(Data records for software interfaces)

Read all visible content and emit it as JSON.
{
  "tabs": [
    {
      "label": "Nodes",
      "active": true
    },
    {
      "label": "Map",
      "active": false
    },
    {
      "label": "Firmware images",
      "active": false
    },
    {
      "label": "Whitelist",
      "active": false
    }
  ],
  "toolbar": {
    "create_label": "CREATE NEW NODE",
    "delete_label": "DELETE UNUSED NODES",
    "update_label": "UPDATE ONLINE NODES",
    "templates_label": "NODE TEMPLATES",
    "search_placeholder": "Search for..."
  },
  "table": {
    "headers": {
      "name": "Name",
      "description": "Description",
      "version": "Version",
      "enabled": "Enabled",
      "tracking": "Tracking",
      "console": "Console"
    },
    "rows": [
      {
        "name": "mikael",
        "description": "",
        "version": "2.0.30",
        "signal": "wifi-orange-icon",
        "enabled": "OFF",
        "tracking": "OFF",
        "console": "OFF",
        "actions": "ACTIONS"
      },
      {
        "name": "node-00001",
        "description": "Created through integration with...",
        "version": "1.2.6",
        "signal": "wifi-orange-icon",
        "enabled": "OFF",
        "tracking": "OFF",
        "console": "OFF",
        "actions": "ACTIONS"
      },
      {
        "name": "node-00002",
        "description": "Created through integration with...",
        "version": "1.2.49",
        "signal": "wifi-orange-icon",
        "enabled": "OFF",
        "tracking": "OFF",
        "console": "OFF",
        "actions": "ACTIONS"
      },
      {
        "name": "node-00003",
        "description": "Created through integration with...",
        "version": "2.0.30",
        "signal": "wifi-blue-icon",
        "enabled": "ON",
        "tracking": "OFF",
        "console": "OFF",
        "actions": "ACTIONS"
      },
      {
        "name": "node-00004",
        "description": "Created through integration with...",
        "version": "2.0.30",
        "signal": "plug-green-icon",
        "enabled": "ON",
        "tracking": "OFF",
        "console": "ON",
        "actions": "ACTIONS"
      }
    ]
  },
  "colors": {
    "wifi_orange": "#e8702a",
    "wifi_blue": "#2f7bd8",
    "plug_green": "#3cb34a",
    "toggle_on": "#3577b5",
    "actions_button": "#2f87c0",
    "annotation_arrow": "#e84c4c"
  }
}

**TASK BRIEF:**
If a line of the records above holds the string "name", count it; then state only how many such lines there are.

**RESPONSE:**
6